NACOGDOCHES, Texas – Special guests Norm Hitzges and Donovan Lewis, cohosts on Dallas sports radio station The Ticket, recently videoconferenced with Stephen F. Austin State University mass communication students about career expectations.
The pair shared their knowledge and experience while answering student’s questions, which included how to adapt to an audience and finding new story angles in the midst of COVID-19.
SFA mass communication students are required to take a capstone course in broadcast. Due to the pandemic, the course was altered this spring to an online format, where special guests were invited to speak with students digitally about their careers.
Dr. Casey Hart, SFA associate professor of mass communication, said he followed the lead of several national television programs, like “Good Morning America,” in making the online shift.
“We transitioned the students’ assignments to take advantage of mobile technology that allows students to produce content where they are,” Hart said. “As online news delivery becomes more and more prevalent, it’s important that our students are experienced and comfortable working remotely.”
Hart also is leveraging his association with several of SFA’s successful radio/TV alumnae to help with the class. Natalie Haddad, associate producer for Fox 4 Dallas; Erika Bazaldua, anchor and producer for “Good Morning East Texas” in Tyler; and Hunter Sowards, anchor for KUSI in San Diego, California; have all participated in video conferencing with students during the capstone course.

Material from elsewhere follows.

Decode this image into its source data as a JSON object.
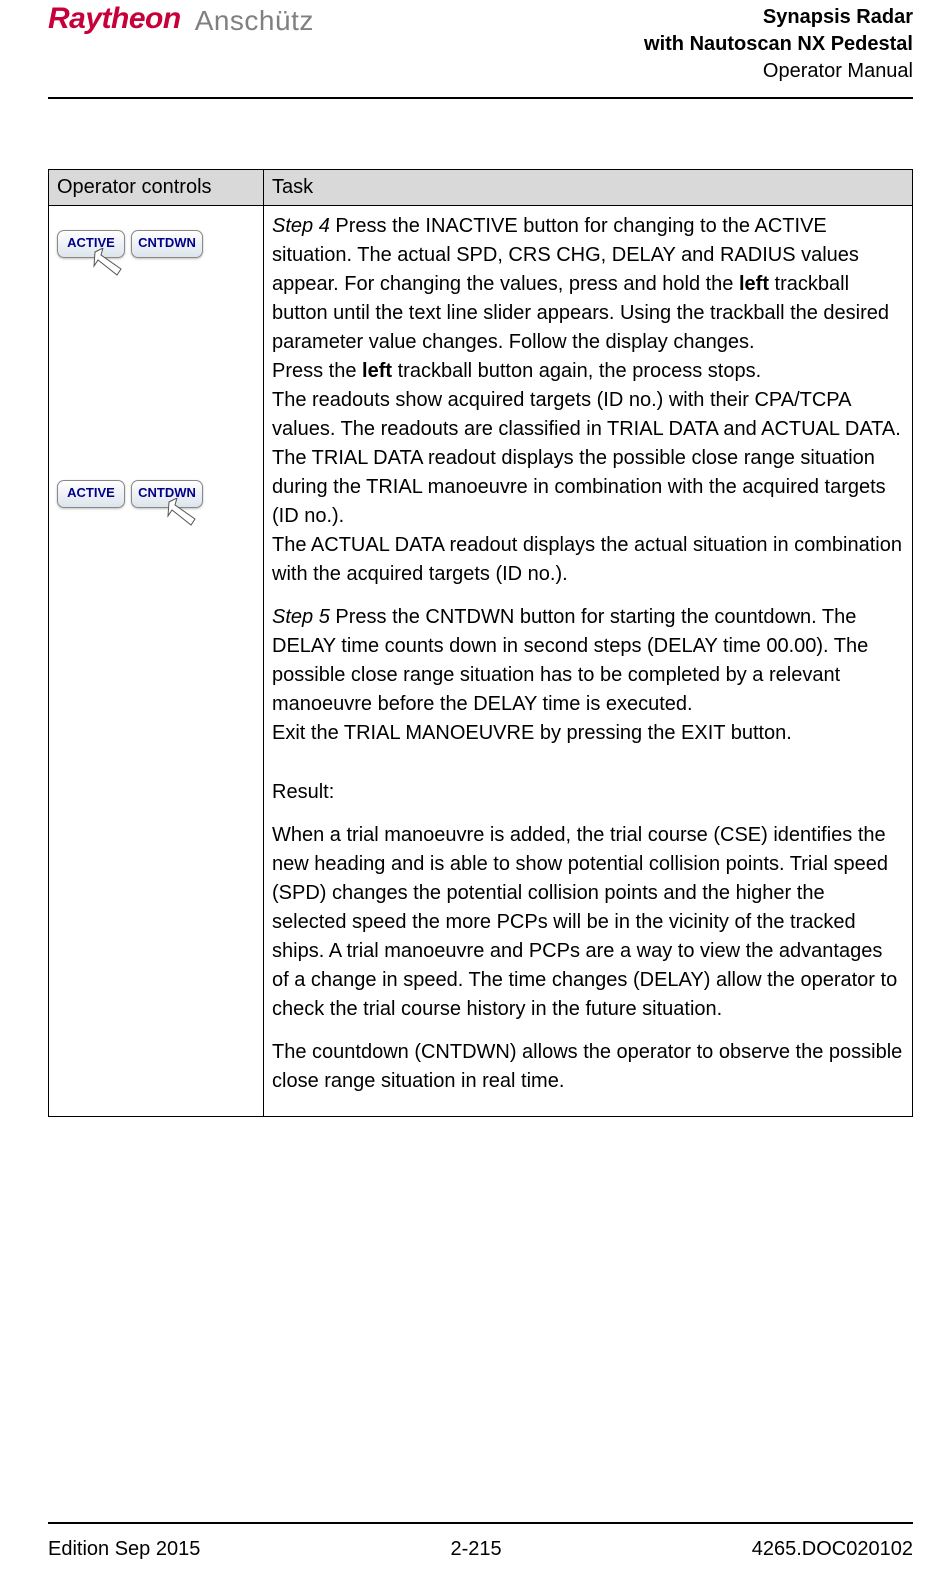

“During this time of social distancing, I think it’s important to provide a way for students who are about to enter media to see how other journalists and media professionals are dealing with the COVID-19 situation,” Hart said.
For students, the opportunity to interact with peers has been a semester highlight. Korbyn Lee, a senior radio/TV major, said she appreciates the way her professors are working hard to help ensure students are getting the most from this unique situation.
“I think the most important part of talking with professionals is it makes you realize, especially in the field of radio/TV, everyone has to work their way up,” Lee said. “These mentors have discussed how every job is important, and in order to advance, you need to understand and have experience in a variety of areas within the profession.”
In addition to the broadcasting capstone course, Sherry Williford, mass communication instructor, has videoconferenced with Kara Sewell, SFA alumna and WFAA anchor, for her broadcast performance class. Sewell shared insight and experience with the students, giving them the inside scoop on what it’s like to be an anchor.
Other students said they have enjoyed meeting media professionals who have been an inspiration to them. For Collin Maxwell, senior radio/TV major, growing up listening to Hitzges and Lewis made it even more exciting to speak with them.
“These meetings allow us to hone in on what specific fields we want to work in upon graduation, and it gives us a chance to understand how our field truly works,” Maxwell said.